» REQUIRED WORK: For each line of the data below that includes the string "July", count one, and answer with the sum only.

Website and app data records:
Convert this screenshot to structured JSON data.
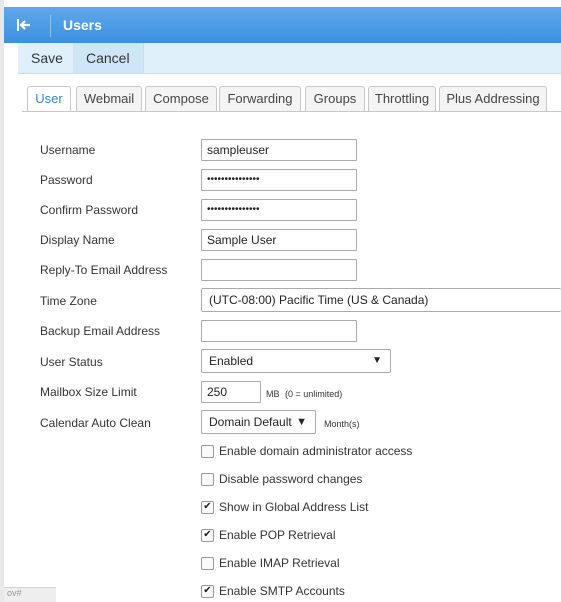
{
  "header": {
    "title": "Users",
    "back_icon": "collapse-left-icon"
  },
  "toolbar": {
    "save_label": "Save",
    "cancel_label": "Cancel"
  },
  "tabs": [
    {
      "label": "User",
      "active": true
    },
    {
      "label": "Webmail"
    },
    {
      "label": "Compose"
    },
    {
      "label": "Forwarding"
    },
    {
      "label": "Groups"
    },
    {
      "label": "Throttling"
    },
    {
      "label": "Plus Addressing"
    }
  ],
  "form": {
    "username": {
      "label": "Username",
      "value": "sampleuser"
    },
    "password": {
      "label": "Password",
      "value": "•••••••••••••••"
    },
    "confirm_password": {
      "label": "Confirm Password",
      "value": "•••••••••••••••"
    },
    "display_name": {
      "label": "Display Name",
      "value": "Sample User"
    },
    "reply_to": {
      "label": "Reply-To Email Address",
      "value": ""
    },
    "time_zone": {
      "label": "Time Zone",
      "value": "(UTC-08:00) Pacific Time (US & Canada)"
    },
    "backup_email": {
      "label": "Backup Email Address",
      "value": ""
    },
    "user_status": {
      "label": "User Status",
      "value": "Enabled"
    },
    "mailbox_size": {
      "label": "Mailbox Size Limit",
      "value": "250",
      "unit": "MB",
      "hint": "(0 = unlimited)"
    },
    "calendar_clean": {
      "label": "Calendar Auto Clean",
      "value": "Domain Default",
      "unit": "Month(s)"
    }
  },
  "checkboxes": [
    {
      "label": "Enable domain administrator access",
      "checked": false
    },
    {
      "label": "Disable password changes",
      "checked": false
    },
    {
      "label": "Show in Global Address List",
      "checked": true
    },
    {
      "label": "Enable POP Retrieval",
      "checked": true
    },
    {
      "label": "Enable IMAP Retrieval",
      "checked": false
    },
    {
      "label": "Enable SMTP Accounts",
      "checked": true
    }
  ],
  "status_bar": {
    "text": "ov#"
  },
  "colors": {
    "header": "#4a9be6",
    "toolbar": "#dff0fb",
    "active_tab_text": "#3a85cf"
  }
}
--
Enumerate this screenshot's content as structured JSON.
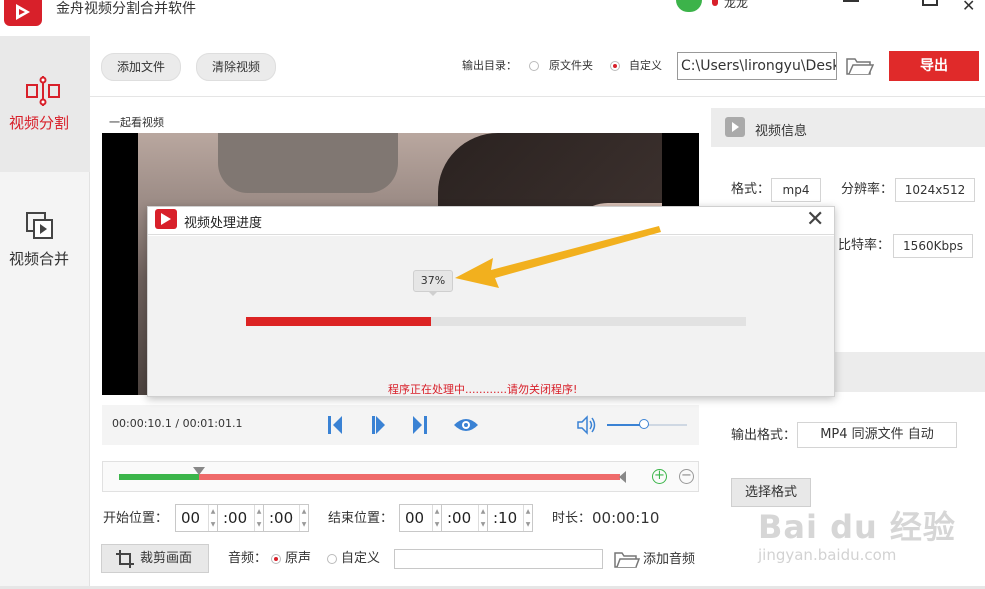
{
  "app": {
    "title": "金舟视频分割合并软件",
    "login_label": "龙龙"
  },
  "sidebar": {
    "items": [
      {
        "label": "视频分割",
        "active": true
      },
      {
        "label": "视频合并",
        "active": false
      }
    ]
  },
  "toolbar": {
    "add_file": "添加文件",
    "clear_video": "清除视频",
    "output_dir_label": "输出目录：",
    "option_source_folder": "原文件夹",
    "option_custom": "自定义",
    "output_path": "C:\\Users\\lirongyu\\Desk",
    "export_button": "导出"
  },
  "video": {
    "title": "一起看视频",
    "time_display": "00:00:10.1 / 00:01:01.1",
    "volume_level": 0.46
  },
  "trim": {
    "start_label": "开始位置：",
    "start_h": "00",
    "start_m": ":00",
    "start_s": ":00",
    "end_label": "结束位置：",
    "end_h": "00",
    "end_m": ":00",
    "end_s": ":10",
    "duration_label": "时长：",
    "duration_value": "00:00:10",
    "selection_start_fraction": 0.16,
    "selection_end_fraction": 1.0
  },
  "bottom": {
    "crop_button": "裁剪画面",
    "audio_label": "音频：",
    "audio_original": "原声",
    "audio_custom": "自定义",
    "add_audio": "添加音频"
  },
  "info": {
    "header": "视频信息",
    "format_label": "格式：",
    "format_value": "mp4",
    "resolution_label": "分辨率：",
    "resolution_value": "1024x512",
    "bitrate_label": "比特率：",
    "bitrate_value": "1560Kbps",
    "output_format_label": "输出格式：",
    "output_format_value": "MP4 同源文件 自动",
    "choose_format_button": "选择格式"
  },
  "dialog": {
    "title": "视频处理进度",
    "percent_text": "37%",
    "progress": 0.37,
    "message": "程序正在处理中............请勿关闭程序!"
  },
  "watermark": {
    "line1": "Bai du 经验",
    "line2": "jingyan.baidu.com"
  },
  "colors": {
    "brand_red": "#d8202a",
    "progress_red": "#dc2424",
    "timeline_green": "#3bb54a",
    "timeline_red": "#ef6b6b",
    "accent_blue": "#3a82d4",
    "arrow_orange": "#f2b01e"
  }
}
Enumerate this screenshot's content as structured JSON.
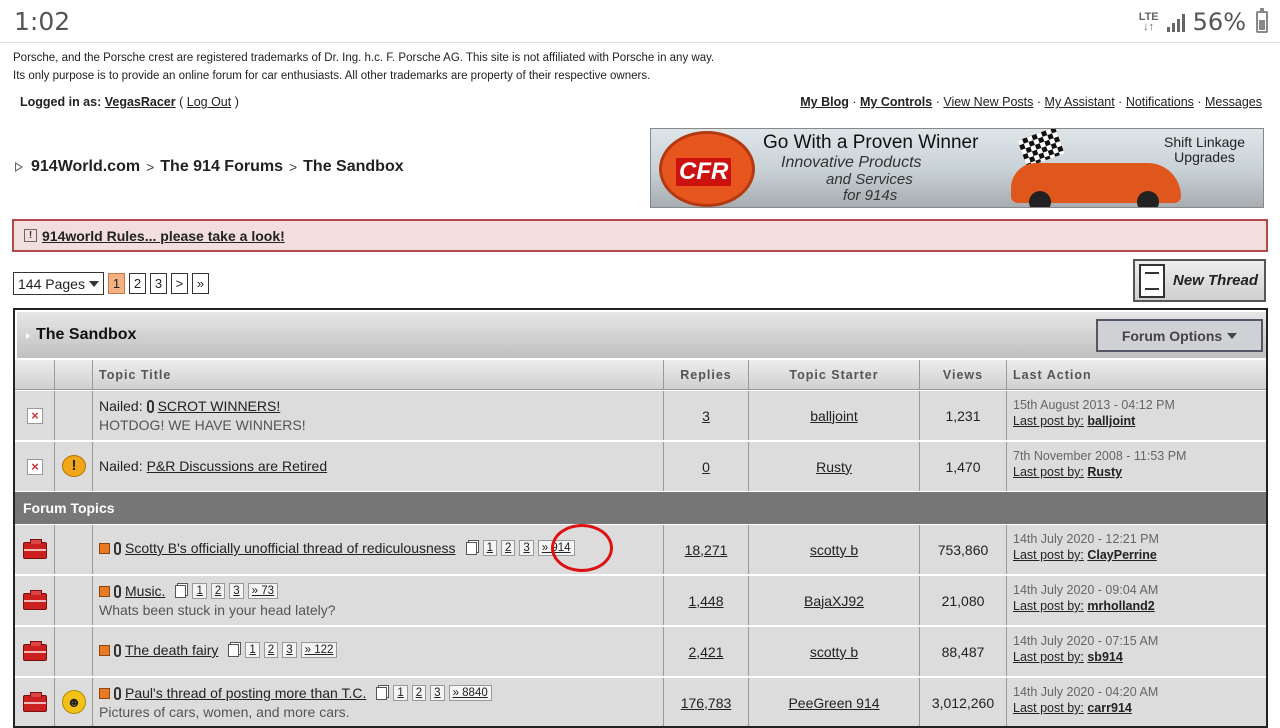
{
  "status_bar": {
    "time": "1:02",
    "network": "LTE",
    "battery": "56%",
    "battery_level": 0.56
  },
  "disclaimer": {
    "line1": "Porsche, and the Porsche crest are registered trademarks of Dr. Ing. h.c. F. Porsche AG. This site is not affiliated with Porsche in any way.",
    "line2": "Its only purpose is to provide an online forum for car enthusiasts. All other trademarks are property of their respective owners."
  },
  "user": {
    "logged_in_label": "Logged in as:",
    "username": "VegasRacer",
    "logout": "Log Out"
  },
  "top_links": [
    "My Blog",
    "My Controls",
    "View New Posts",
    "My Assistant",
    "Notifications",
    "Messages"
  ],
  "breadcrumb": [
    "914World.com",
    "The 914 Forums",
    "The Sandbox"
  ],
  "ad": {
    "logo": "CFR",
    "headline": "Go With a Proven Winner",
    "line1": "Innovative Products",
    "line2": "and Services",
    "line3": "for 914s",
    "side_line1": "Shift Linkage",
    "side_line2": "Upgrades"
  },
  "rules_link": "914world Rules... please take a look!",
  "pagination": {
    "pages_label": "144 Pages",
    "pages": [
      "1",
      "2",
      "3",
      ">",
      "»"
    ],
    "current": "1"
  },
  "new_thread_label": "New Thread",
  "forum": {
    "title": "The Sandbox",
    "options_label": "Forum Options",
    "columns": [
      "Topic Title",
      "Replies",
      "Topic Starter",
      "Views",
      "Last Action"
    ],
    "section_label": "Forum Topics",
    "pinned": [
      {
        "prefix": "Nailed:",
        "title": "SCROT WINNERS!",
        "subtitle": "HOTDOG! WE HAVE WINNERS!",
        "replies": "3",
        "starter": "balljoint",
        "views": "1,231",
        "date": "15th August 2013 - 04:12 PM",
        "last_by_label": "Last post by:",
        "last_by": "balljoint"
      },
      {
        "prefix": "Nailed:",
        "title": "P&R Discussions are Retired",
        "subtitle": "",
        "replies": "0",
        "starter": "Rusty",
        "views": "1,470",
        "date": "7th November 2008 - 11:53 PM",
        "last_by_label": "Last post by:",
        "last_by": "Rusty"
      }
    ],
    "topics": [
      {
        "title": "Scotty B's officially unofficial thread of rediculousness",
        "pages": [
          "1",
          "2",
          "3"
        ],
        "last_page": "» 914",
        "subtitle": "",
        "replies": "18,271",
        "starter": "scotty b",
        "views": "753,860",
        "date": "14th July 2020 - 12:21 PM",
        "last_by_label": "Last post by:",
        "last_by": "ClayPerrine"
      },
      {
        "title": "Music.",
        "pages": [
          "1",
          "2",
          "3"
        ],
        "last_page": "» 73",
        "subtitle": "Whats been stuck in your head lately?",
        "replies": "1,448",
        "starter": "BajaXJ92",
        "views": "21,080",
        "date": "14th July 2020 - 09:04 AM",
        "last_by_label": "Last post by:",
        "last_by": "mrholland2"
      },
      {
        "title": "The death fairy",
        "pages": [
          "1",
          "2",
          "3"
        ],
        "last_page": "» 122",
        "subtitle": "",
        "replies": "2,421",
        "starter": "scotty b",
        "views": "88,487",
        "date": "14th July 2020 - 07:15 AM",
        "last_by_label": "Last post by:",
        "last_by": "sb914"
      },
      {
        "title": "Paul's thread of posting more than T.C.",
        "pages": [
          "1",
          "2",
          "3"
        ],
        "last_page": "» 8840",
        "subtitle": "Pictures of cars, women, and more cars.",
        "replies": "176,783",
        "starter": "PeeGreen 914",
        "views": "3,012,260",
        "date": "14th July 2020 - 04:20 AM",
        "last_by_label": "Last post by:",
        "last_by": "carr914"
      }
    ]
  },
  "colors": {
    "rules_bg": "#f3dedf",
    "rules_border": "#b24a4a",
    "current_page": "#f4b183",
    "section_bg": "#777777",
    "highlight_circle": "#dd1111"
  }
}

» EXPECTED ANSWER: 4